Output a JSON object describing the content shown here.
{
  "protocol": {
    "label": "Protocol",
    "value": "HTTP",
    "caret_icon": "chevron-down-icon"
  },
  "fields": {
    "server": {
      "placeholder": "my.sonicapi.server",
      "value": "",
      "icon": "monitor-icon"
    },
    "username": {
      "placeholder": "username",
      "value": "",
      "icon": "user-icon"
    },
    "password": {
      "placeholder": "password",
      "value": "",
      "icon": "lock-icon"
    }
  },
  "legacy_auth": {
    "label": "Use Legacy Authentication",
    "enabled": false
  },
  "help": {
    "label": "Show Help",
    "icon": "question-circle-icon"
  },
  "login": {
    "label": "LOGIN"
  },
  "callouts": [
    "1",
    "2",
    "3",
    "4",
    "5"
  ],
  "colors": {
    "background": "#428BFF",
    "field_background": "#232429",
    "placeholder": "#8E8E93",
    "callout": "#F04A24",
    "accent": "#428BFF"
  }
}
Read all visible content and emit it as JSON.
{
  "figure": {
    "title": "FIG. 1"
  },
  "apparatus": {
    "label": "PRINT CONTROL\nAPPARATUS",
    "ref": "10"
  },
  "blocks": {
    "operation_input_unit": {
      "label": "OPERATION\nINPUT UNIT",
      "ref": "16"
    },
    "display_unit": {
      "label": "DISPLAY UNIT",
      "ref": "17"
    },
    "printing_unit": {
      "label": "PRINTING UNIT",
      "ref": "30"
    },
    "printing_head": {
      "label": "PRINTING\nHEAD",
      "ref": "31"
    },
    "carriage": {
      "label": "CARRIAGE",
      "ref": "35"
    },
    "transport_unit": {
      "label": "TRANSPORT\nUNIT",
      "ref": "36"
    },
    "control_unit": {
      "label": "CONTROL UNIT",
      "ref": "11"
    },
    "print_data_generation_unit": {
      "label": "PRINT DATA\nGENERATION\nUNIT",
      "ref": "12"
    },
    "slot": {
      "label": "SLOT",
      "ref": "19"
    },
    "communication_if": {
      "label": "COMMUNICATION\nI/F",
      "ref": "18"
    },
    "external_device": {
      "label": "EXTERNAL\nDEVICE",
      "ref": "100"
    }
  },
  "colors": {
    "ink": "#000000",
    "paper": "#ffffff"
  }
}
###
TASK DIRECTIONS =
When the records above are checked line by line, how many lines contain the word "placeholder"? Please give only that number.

EXERCISE ANSWER =
4